◆ **Aim of the exercise**
Set each line of the data down exactly, please.

Items from an interface collection
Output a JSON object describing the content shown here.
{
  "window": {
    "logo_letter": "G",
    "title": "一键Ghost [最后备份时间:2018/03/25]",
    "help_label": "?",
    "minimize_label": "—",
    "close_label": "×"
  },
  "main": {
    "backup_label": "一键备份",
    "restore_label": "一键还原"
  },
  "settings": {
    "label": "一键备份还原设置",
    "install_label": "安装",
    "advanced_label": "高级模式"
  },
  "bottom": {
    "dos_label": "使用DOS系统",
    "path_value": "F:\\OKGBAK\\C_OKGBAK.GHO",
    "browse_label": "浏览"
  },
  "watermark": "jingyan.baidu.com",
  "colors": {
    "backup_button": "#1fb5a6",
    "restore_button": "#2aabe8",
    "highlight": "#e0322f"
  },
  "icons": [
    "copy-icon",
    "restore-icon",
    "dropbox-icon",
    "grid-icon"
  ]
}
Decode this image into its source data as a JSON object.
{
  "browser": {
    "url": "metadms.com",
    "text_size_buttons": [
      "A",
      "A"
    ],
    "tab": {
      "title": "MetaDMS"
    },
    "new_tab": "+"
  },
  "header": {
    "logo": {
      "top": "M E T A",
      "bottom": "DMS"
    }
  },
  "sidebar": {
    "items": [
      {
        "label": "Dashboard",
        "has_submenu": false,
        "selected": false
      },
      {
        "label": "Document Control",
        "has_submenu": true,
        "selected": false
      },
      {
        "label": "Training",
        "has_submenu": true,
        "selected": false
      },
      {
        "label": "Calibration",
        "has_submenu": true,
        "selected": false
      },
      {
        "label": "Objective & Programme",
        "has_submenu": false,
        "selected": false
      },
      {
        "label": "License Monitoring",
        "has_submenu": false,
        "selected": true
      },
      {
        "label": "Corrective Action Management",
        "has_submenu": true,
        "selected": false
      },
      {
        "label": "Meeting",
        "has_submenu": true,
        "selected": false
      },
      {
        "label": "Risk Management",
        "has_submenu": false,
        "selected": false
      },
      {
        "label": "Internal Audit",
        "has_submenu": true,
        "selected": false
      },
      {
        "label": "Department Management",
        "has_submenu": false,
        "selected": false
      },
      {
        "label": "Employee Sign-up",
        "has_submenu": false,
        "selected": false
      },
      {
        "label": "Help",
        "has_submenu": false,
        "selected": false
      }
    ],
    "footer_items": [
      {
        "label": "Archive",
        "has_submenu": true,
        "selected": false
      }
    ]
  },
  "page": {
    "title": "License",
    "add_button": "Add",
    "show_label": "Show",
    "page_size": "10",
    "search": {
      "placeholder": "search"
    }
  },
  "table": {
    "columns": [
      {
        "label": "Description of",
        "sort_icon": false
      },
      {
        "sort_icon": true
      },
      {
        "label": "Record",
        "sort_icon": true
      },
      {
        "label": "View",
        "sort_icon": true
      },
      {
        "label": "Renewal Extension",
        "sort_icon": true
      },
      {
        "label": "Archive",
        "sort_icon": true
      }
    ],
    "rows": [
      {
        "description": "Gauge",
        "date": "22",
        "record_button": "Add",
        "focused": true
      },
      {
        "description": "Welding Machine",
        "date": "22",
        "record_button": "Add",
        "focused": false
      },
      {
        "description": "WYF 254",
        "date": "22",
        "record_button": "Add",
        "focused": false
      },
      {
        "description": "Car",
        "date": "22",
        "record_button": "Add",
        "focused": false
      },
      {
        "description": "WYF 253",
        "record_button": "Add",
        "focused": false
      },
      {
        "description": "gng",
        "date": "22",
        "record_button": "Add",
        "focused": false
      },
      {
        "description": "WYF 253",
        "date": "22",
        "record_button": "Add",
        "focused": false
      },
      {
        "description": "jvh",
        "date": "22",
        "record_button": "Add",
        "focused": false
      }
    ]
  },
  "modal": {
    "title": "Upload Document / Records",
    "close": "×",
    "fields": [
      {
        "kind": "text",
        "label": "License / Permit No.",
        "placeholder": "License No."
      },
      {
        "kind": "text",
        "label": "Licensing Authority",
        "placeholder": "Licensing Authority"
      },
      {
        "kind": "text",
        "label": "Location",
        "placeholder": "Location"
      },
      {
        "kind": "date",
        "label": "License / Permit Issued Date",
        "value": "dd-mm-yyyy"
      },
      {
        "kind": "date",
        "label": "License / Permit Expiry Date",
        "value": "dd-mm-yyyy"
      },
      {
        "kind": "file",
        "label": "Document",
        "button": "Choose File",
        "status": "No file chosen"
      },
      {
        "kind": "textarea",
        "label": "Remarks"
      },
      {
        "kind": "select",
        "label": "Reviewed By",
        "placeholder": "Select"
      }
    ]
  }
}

◆ **Answer**
Output a JSON object describing the content shown here.
{
  "window": {
    "logo_letter": "G",
    "title": "一键Ghost [最后备份时间:2018/03/25]",
    "help_label": "?",
    "minimize_label": "—",
    "close_label": "×"
  },
  "main": {
    "backup_label": "一键备份",
    "restore_label": "一键还原"
  },
  "settings": {
    "label": "一键备份还原设置",
    "install_label": "安装",
    "advanced_label": "高级模式"
  },
  "bottom": {
    "dos_label": "使用DOS系统",
    "path_value": "F:\\OKGBAK\\C_OKGBAK.GHO",
    "browse_label": "浏览"
  },
  "watermark": "jingyan.baidu.com",
  "colors": {
    "backup_button": "#1fb5a6",
    "restore_button": "#2aabe8",
    "highlight": "#e0322f"
  },
  "icons": [
    "copy-icon",
    "restore-icon",
    "dropbox-icon",
    "grid-icon"
  ]
}
Decode this image into its source data as a JSON object.
{
  "browser": {
    "url": "metadms.com",
    "text_size_buttons": [
      "A",
      "A"
    ],
    "tab": {
      "title": "MetaDMS"
    },
    "new_tab": "+"
  },
  "header": {
    "logo": {
      "top": "M E T A",
      "bottom": "DMS"
    }
  },
  "sidebar": {
    "items": [
      {
        "label": "Dashboard",
        "has_submenu": false,
        "selected": false
      },
      {
        "label": "Document Control",
        "has_submenu": true,
        "selected": false
      },
      {
        "label": "Training",
        "has_submenu": true,
        "selected": false
      },
      {
        "label": "Calibration",
        "has_submenu": true,
        "selected": false
      },
      {
        "label": "Objective & Programme",
        "has_submenu": false,
        "selected": false
      },
      {
        "label": "License Monitoring",
        "has_submenu": false,
        "selected": true
      },
      {
        "label": "Corrective Action Management",
        "has_submenu": true,
        "selected": false
      },
      {
        "label": "Meeting",
        "has_submenu": true,
        "selected": false
      },
      {
        "label": "Risk Management",
        "has_submenu": false,
        "selected": false
      },
      {
        "label": "Internal Audit",
        "has_submenu": true,
        "selected": false
      },
      {
        "label": "Department Management",
        "has_submenu": false,
        "selected": false
      },
      {
        "label": "Employee Sign-up",
        "has_submenu": false,
        "selected": false
      },
      {
        "label": "Help",
        "has_submenu": false,
        "selected": false
      }
    ],
    "footer_items": [
      {
        "label": "Archive",
        "has_submenu": true,
        "selected": false
      }
    ]
  },
  "page": {
    "title": "License",
    "add_button": "Add",
    "show_label": "Show",
    "page_size": "10",
    "search": {
      "placeholder": "search"
    }
  },
  "table": {
    "columns": [
      {
        "label": "Description of",
        "sort_icon": false
      },
      {
        "sort_icon": true
      },
      {
        "label": "Record",
        "sort_icon": true
      },
      {
        "label": "View",
        "sort_icon": true
      },
      {
        "label": "Renewal Extension",
        "sort_icon": true
      },
      {
        "label": "Archive",
        "sort_icon": true
      }
    ],
    "rows": [
      {
        "description": "Gauge",
        "date": "22",
        "record_button": "Add",
        "focused": true
      },
      {
        "description": "Welding Machine",
        "date": "22",
        "record_button": "Add",
        "focused": false
      },
      {
        "description": "WYF 254",
        "date": "22",
        "record_button": "Add",
        "focused": false
      },
      {
        "description": "Car",
        "date": "22",
        "record_button": "Add",
        "focused": false
      },
      {
        "description": "WYF 253",
        "record_button": "Add",
        "focused": false
      },
      {
        "description": "gng",
        "date": "22",
        "record_button": "Add",
        "focused": false
      },
      {
        "description": "WYF 253",
        "date": "22",
        "record_button": "Add",
        "focused": false
      },
      {
        "description": "jvh",
        "date": "22",
        "record_button": "Add",
        "focused": false
      }
    ]
  },
  "modal": {
    "title": "Upload Document / Records",
    "close": "×",
    "fields": [
      {
        "kind": "text",
        "label": "License / Permit No.",
        "placeholder": "License No."
      },
      {
        "kind": "text",
        "label": "Licensing Authority",
        "placeholder": "Licensing Authority"
      },
      {
        "kind": "text",
        "label": "Location",
        "placeholder": "Location"
      },
      {
        "kind": "date",
        "label": "License / Permit Issued Date",
        "value": "dd-mm-yyyy"
      },
      {
        "kind": "date",
        "label": "License / Permit Expiry Date",
        "value": "dd-mm-yyyy"
      },
      {
        "kind": "file",
        "label": "Document",
        "button": "Choose File",
        "status": "No file chosen"
      },
      {
        "kind": "textarea",
        "label": "Remarks"
      },
      {
        "kind": "select",
        "label": "Reviewed By",
        "placeholder": "Select"
      }
    ]
  }
}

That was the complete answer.